_What needs to be done_. Please find all lines containing "JSON" in the listing below and copy them.

_Data for the task_.
==================================================

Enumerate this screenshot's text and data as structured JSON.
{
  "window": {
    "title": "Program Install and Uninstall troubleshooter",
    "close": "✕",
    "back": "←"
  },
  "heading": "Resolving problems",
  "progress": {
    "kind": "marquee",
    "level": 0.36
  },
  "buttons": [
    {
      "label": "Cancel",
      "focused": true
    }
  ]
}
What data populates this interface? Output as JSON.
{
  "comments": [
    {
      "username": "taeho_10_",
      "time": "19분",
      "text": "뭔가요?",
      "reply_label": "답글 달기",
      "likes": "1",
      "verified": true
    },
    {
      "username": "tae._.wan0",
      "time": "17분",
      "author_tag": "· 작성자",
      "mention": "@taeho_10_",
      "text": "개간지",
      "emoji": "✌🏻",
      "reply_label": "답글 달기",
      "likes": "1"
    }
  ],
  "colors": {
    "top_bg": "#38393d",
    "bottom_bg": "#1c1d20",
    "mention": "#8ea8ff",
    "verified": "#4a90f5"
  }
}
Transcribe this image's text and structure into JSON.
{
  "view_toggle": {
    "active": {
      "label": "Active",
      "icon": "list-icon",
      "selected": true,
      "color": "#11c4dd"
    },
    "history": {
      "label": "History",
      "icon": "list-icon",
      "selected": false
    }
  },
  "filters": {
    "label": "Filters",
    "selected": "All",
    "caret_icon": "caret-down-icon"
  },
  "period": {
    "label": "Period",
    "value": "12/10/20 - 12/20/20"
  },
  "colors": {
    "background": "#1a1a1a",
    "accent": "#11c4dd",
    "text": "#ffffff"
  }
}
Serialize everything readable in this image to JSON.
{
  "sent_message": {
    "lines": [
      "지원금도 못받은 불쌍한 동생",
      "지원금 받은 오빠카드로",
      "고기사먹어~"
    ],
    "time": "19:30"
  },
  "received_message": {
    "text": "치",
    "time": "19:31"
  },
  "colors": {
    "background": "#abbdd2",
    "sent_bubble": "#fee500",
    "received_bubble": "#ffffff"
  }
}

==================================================

_Result for this exercise_.
Enumerate this screenshot's text and data as structured JSON.
What data populates this interface? Output as JSON.
Transcribe this image's text and structure into JSON.
Serialize everything readable in this image to JSON.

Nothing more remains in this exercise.